) – :                : – (

) -`:            : – \

/ – :         : – |

c

-?

: – |      ( -`:

?-

: – )   ( – :

c

;-><-;

<3

Tags:   · · 4 Comments

Poetry Gong #1 Day 3 – you carry my heart with you

October 15th, 2010 by Tamra
Respond

Today’s poem for Big Tent Poetry’s Gong #1 is inspired by e.e. cummings’ i carry your heart with me.

you carry my heart with you

you carry my heart with you (you carry it
in your heart) and when you grow up
and away like a bright paper kite
both fragile and strong i go too

for inside each heart another heart
a string of hearts reaching back in time
to the ones who hold the end of the string
while we flutter and soar and dive
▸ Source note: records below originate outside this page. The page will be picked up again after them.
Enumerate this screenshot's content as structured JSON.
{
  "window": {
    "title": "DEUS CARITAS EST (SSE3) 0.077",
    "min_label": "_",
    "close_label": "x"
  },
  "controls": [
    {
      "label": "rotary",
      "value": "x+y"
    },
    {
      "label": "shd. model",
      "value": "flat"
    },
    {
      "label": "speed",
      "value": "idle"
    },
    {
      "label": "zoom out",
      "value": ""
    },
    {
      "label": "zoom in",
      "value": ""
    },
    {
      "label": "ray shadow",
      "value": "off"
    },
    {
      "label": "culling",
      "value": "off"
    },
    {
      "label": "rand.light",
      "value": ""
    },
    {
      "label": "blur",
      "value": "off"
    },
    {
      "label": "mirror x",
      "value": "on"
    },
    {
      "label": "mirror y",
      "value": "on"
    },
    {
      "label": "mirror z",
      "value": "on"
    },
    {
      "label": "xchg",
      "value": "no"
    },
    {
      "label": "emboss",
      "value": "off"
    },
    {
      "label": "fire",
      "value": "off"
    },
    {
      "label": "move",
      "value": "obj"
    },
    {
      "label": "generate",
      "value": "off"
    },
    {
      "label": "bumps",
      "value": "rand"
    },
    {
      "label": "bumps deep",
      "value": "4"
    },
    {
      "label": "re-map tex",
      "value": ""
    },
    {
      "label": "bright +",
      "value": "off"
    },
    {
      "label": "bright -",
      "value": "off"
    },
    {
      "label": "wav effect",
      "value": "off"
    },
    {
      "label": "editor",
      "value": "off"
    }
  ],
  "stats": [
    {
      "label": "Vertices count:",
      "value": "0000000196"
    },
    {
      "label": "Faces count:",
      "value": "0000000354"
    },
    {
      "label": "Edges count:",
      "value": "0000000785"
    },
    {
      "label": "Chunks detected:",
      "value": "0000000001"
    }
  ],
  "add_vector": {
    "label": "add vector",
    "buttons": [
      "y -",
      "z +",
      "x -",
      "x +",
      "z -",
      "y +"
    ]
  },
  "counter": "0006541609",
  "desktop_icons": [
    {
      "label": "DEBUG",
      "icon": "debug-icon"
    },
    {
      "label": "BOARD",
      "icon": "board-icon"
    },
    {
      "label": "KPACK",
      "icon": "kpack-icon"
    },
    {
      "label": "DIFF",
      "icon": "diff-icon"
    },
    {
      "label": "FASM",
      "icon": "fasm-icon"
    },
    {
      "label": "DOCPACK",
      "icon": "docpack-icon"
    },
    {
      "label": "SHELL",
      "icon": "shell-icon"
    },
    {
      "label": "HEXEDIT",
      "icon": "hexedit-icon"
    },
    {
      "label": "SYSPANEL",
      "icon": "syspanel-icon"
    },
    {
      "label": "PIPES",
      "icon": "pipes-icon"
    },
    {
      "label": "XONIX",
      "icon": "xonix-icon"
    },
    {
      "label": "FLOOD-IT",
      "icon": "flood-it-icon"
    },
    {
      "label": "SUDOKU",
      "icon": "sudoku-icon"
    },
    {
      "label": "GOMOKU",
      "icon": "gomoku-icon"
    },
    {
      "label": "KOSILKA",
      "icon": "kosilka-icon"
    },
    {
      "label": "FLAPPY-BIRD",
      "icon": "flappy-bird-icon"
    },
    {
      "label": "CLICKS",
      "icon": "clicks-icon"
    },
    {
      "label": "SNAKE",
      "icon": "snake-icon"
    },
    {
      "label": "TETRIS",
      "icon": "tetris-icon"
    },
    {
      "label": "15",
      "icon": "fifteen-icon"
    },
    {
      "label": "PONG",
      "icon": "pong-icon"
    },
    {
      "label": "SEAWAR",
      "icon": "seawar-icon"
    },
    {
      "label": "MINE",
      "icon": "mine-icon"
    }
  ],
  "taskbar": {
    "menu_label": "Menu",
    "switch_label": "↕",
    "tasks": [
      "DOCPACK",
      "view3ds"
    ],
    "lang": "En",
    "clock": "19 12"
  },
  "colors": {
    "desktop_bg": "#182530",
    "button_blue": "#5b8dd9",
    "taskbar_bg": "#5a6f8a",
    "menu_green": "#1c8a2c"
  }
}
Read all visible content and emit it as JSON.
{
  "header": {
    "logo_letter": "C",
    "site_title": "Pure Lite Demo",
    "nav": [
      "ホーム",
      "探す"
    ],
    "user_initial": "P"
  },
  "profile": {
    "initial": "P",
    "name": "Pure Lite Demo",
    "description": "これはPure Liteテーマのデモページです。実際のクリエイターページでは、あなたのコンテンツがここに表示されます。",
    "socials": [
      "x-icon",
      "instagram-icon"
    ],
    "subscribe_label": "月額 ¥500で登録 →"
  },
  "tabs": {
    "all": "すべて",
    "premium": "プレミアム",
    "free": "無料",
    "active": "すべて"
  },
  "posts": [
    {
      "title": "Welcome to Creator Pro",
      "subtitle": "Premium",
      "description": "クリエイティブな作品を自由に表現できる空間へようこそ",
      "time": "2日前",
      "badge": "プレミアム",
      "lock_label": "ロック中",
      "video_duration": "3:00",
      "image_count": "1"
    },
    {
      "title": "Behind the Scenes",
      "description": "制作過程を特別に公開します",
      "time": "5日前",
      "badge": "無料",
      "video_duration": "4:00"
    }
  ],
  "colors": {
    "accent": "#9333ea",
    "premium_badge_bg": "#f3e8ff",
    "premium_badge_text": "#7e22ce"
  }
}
this then is the secret, my child,
wisdom and well-wishes travel
from heart to heart (from the depth of time
into today’s sky) no matter what the weather

you carry my heart with you (you carry it
in your heart)

Tags: 4 Comments